But this came at a cost. For instance, I didn’t get to have spring breaks and learn how to “unplug” and turn off. Most of my breaks during school were spent working to support myself financially. I didn’t learn the value of finding balance with my time and my boundaries. I struggled to understand and pay attention to my own needs for support and protection from others or learn when recharging and taking a break would make sense.
I had a belief that I have to work hard, and keep working hard in order to be worth something. Eventually, through self reflection, I made this link between my incessant need for busyness and achievement and how it was the only thing fueling my self-worth. It was mostly driven by my imposter syndrome – a belief that despite outward success I didn’t deserve it or it didn’t really mean anything.
It’s no wonder I struggled with anxiety and depression throughout my teens and 20s. It’s also no wonder that I moved through a career path and career ladder simply because of the circumstances I found myself in, not because it was the path that I designed or dreamed for myself.
I’m trying to speak out against this idea that we need to be busy and achievement focused to be worth something.
It took a long time for me to consider how these traits left over from my trauma — which are often valued in a career — were hurting me. Once I did, the good news is, I think my inherent resilience kicked in. I was able to adapt and consider another path, one that was more even keeled and includes more balance.
You may not think to describe embarking on an entrepreneurial journey as “even keeled and balanced,” but the truth is it was easier for me to create that for myself than trying to create it within the corporate environment.
Crusade Against Busyness
One of the reasons I dared to write a book exploring some of the traumas I had and profiling experiences of many others who made big changes in their life as a result of their own self-reflection and inner journeys is because I’m trying to speak out against this idea that we need to be busy and achievement focused to be worth something. It’s a bit of a crusade that I’m on.
And it’s warranted because burnout is an epidemic right now. People experience burnout in different ways. Burnout can show up in an obvious way like exhaustion, the inability to sleep, or maybe the strong need to sleep all the time. A hallmark of burnout is not having any personal time or self care in our lives. It can also show up as more of a simmering frustration, anger, resentment, or unpleasantness at your job.
Busyness and burnout can also just be a distraction. A distraction from experiencing uncomfortable emotions. It prevents us from looking too closely at how our past painful experiences in life might have given us coping mechanisms that hold us back from living in more happiness and fulfillment.
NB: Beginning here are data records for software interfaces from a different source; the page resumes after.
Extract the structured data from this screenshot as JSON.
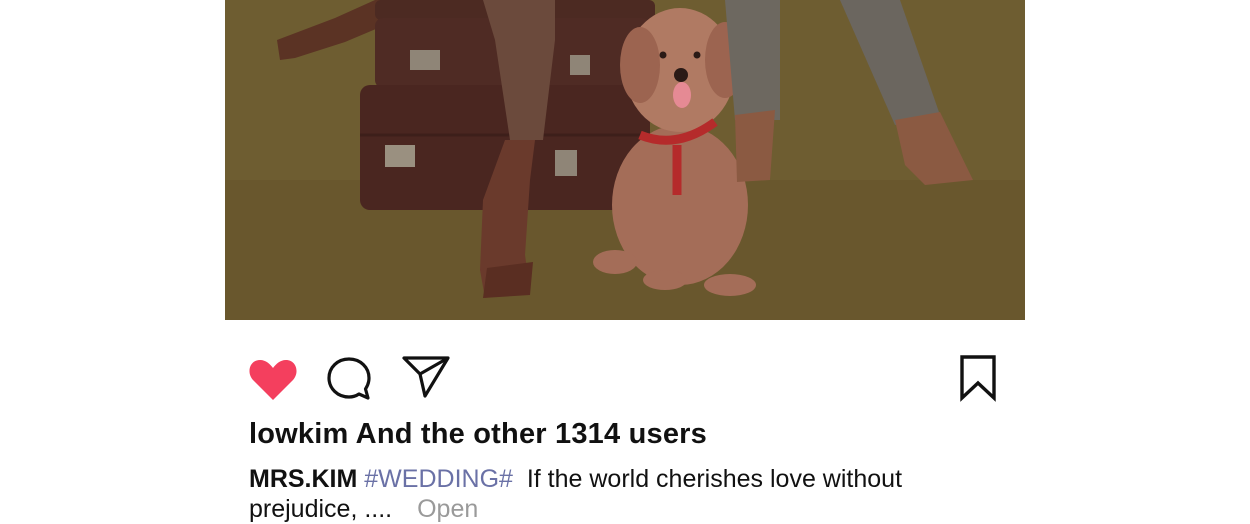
{
  "post": {
    "photo_icon": "photo",
    "likes_text": "lowkim And the other 1314 users",
    "caption": {
      "username": "MRS.KIM",
      "hashtag": "#WEDDING#",
      "text_line1": "If the world cherishes love without",
      "text_line2": "prejudice, ....",
      "open_label": "Open"
    }
  },
  "actions": {
    "like": {
      "icon": "heart-icon",
      "color": "#f43f5e",
      "active": true
    },
    "comment": {
      "icon": "comment-icon"
    },
    "share": {
      "icon": "send-icon"
    },
    "save": {
      "icon": "bookmark-icon"
    }
  },
  "colors": {
    "hashtag": "#6a71a6",
    "muted": "#9a9a9a",
    "heart": "#f43f5e"
  }
}
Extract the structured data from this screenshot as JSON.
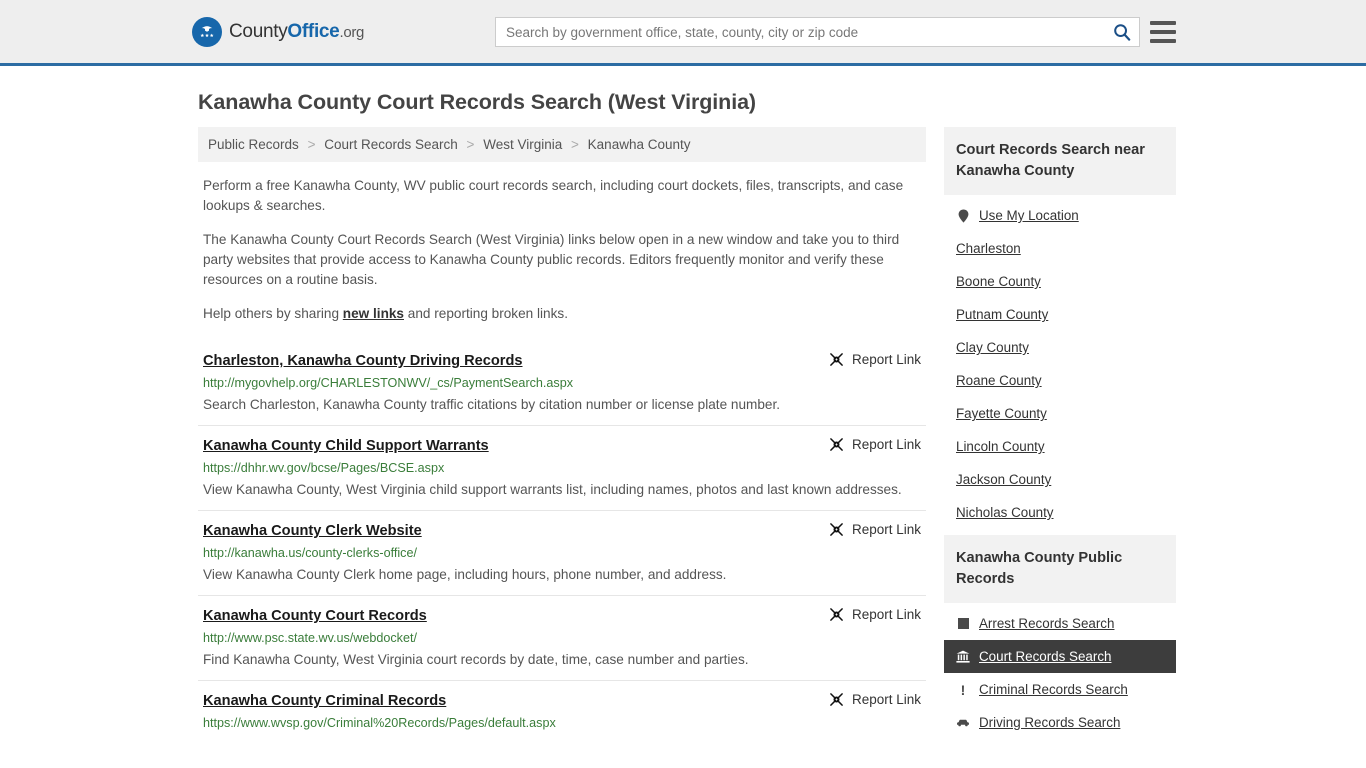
{
  "header": {
    "logo": {
      "part1": "County",
      "part2": "Office",
      "part3": ".org",
      "icon": "eagle-seal-icon"
    },
    "search": {
      "placeholder": "Search by government office, state, county, city or zip code",
      "value": "",
      "icon": "search-icon"
    },
    "menu_icon": "hamburger-menu-icon",
    "accent_color": "#2c6ca3",
    "background_color": "#eeeeee"
  },
  "page": {
    "title": "Kanawha County Court Records Search (West Virginia)"
  },
  "breadcrumb": {
    "separator": ">",
    "items": [
      {
        "label": "Public Records"
      },
      {
        "label": "Court Records Search"
      },
      {
        "label": "West Virginia"
      },
      {
        "label": "Kanawha County"
      }
    ]
  },
  "intro": {
    "p1": "Perform a free Kanawha County, WV public court records search, including court dockets, files, transcripts, and case lookups & searches.",
    "p2": "The Kanawha County Court Records Search (West Virginia) links below open in a new window and take you to third party websites that provide access to Kanawha County public records. Editors frequently monitor and verify these resources on a routine basis.",
    "p3_before": "Help others by sharing ",
    "p3_link": "new links",
    "p3_after": " and reporting broken links."
  },
  "results": {
    "report_label": "Report Link",
    "report_icon": "broken-link-icon",
    "items": [
      {
        "title": "Charleston, Kanawha County Driving Records",
        "url": "http://mygovhelp.org/CHARLESTONWV/_cs/PaymentSearch.aspx",
        "description": "Search Charleston, Kanawha County traffic citations by citation number or license plate number."
      },
      {
        "title": "Kanawha County Child Support Warrants",
        "url": "https://dhhr.wv.gov/bcse/Pages/BCSE.aspx",
        "description": "View Kanawha County, West Virginia child support warrants list, including names, photos and last known addresses."
      },
      {
        "title": "Kanawha County Clerk Website",
        "url": "http://kanawha.us/county-clerks-office/",
        "description": "View Kanawha County Clerk home page, including hours, phone number, and address."
      },
      {
        "title": "Kanawha County Court Records",
        "url": "http://www.psc.state.wv.us/webdocket/",
        "description": "Find Kanawha County, West Virginia court records by date, time, case number and parties."
      },
      {
        "title": "Kanawha County Criminal Records",
        "url": "https://www.wvsp.gov/Criminal%20Records/Pages/default.aspx",
        "description": ""
      }
    ]
  },
  "sidebar": {
    "nearby": {
      "heading": "Court Records Search near Kanawha County",
      "items": [
        {
          "label": "Use My Location",
          "icon": "map-pin-icon"
        },
        {
          "label": "Charleston",
          "icon": ""
        },
        {
          "label": "Boone County",
          "icon": ""
        },
        {
          "label": "Putnam County",
          "icon": ""
        },
        {
          "label": "Clay County",
          "icon": ""
        },
        {
          "label": "Roane County",
          "icon": ""
        },
        {
          "label": "Fayette County",
          "icon": ""
        },
        {
          "label": "Lincoln County",
          "icon": ""
        },
        {
          "label": "Jackson County",
          "icon": ""
        },
        {
          "label": "Nicholas County",
          "icon": ""
        }
      ]
    },
    "public_records": {
      "heading": "Kanawha County Public Records",
      "active_label": "Court Records Search",
      "items": [
        {
          "label": "Arrest Records Search",
          "icon": "square-icon",
          "active": false
        },
        {
          "label": "Court Records Search",
          "icon": "courthouse-icon",
          "active": true
        },
        {
          "label": "Criminal Records Search",
          "icon": "exclamation-icon",
          "active": false
        },
        {
          "label": "Driving Records Search",
          "icon": "car-icon",
          "active": false
        }
      ]
    }
  }
}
Once I made that link between busyness and my self worth, I was able to start letting go of the societal pressures to always stay busy and productive. Letting go of my corporate job helped me let go of my busyness faster, as I could now set the bar without input or guidelines from a boss or corporate culture.
Becoming an entrepreneur allowed me not only to live a life-long dream of working to help people with their personal finances, but do it on my terms with protections in place to prevent getting too close to burnout and overwork again.
Naming and achieving a big dream takes courage and being comfortable with a fair amount of risk. However, if we fear risk because it reminds us of something we experienced in the past — it means we have a lot more to overcome in order to do something scary and life a big dream we have in life.
My most important personal goal today is to spend time going back and living a more carefree lifestyle, as opposed to one that’s over scheduled, overworked, and burned out. I invite you to do more of your own self reflection to discover some of your coping mechanisms — what might be holding you back from living your biggest dreams?
The Resiliency Effect draws on the disciplines of life coaching, psychology, and financial planning. My goal with the book is to offer a way to develop excitement and energy around your purpose which often is preceded by deep, inner work. It’s available on Amazon, Barnes and Noble, and everywhere books are sold.